One or more of the functions relating to the demodulation of a touch signal can be performed by a computing system similar or identical to computing system 1200 shown in FIG. 12. Computing system 1200 can include instructions stored in a non-transitory computer readable storage medium, such as memory 1203 or storage device 1201, and executed by processor 1205. The instructions can also be stored and/or transported within any non-transitory computer readable storage medium for use by or in connection with an instruction execution system, apparatus, or device, such as a computer-based system, processor-containing system, or other system that can fetch the instructions from the instruction execution system, apparatus, or device and execute the instructions. In the context of this document, a “non-transitory computer readable storage medium” can be any medium that can contain or store the program for use by or in connection with the instruction execution system, apparatus, or device. The non-transitory computer readable storage medium can include, but is not limited to, an electronic, magnetic, optical, electromagnetic, infrared, or semiconductor system, apparatus or device, a portable computer diskette (magnetic), a random access memory (RAM) (magnetic), a read-only memory (ROM) (magnetic), an erasable programmable read-only memory (EPROM) (magnetic), a portable optical disc such a CD, CD-R, CD-RW, DVD, DVD-R, or DVD-RW, or flash memory such as compact flash cards, secured digital cards, USB memory devices, memory sticks, and the like.

The instructions can also be propagated within any transport medium for use by or in connection with an instruction execution system, apparatus, or device, such as a computer-based system, processor-containing system, or other system that can fetch the instructions from the instruction execution system, apparatus, or device and execute the instructions. In the context of this document, a “transport medium” can be any medium that can communicate, propagate or transport the program for use by or in connection with the instruction execution system, apparatus, or device.

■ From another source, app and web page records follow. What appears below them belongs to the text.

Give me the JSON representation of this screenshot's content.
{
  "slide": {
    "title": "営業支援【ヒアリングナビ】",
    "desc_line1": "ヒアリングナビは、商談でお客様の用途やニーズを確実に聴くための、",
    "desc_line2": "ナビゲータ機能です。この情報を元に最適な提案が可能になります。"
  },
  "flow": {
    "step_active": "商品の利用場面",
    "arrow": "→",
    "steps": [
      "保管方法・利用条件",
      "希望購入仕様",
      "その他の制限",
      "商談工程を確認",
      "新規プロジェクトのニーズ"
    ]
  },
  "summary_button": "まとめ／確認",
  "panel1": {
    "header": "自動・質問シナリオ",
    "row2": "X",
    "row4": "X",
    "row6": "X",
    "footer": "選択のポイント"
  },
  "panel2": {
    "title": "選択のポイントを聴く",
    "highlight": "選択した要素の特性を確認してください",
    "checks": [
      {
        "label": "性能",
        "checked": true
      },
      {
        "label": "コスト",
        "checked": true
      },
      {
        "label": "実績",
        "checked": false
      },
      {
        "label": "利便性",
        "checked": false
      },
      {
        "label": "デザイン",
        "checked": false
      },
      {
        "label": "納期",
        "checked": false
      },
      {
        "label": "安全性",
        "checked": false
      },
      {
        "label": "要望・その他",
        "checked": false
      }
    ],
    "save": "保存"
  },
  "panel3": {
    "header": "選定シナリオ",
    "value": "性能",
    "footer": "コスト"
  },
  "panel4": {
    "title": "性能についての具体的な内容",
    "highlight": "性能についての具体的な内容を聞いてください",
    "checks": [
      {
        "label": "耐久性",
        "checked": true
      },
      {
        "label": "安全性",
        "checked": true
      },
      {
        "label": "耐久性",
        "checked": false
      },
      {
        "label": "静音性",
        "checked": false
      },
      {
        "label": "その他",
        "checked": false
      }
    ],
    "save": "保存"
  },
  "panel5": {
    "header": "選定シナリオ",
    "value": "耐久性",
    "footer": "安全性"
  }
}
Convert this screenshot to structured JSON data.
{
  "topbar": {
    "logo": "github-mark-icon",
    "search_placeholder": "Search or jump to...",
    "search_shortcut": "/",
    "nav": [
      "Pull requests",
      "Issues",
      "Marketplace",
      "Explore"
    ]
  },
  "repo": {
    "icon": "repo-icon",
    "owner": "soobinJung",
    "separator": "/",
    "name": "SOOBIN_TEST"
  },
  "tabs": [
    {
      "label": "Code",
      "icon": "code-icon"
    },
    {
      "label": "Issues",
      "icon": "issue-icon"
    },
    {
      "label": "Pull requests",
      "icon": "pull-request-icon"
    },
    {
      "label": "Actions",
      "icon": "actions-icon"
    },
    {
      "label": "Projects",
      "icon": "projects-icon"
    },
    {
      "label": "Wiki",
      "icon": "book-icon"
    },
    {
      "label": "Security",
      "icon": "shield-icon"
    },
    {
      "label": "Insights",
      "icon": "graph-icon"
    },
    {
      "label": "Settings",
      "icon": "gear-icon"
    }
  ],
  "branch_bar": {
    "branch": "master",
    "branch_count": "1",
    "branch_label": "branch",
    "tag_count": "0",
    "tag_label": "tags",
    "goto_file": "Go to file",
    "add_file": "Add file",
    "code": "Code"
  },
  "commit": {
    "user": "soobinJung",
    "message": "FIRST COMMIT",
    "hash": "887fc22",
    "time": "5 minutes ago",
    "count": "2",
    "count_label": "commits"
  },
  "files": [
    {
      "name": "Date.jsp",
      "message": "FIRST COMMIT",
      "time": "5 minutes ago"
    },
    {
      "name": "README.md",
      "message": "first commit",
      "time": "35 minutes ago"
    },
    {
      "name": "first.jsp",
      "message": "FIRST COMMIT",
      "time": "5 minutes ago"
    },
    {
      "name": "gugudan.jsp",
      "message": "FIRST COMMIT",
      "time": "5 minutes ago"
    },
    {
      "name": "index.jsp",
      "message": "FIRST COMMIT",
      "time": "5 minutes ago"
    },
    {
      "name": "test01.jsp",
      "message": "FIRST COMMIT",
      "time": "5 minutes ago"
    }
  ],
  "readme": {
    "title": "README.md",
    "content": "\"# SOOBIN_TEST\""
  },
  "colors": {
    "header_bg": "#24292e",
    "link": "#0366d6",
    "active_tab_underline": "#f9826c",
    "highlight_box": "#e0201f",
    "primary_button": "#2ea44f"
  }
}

The transport medium can include, but is not limited to, an electronic, magnetic, optical, electromagnetic or infrared wired or wireless propagation medium.

Computing system 1200 can further include touch sensor 1207 coupled to processor 1205. Touch sensor 1207 can be included within a touch panel and can be similar or identical to touch sensor panel 100, described above. In some embodiments, additional circuitry (not shown), such as the components of the demodulation circuits of devices 200, 300, 400, 500, 600, 700, 800, 900, or 1000 can also be included within computing system 1200. These components can be coupled to processor 1205 and/or touch sensor 1207, or can be integrated with either or both of processor 1205 and touch sensor 1207. In some embodiments, processor 1205 can receive the touch signals from touch sensor 1207 and can demodulate them in a manner similar or identical to that described above with respect to process 1100.

It is to be understood that the computing system is not limited to the components and configuration of FIG. 12, but can include other or additional components in multiple configurations according to various embodiments. Additionally, the components of computing system 1200 can be included within a single device, or can be distributed between two or more devices.

FIG. 13 illustrates an exemplary personal device 1300, such as a tablet, that can include a demodulation circuit according to various embodiments.

FIG. 14 illustrates another exemplary personal device 1400, such as a mobile phone, that can include a demodulation circuit according to various embodiments.

FIG. 15 illustrates another exemplary personal device 1500, such as a laptop computer, that can include a demodulation circuit according to various embodiments.

Although embodiments have been fully described with reference to the accompanying drawings, it is to be noted that various changes and modifications will become apparent to those skilled in the art. Such changes and modifications are to be understood as being included within the scope of the various embodiments as defined by the appended claims.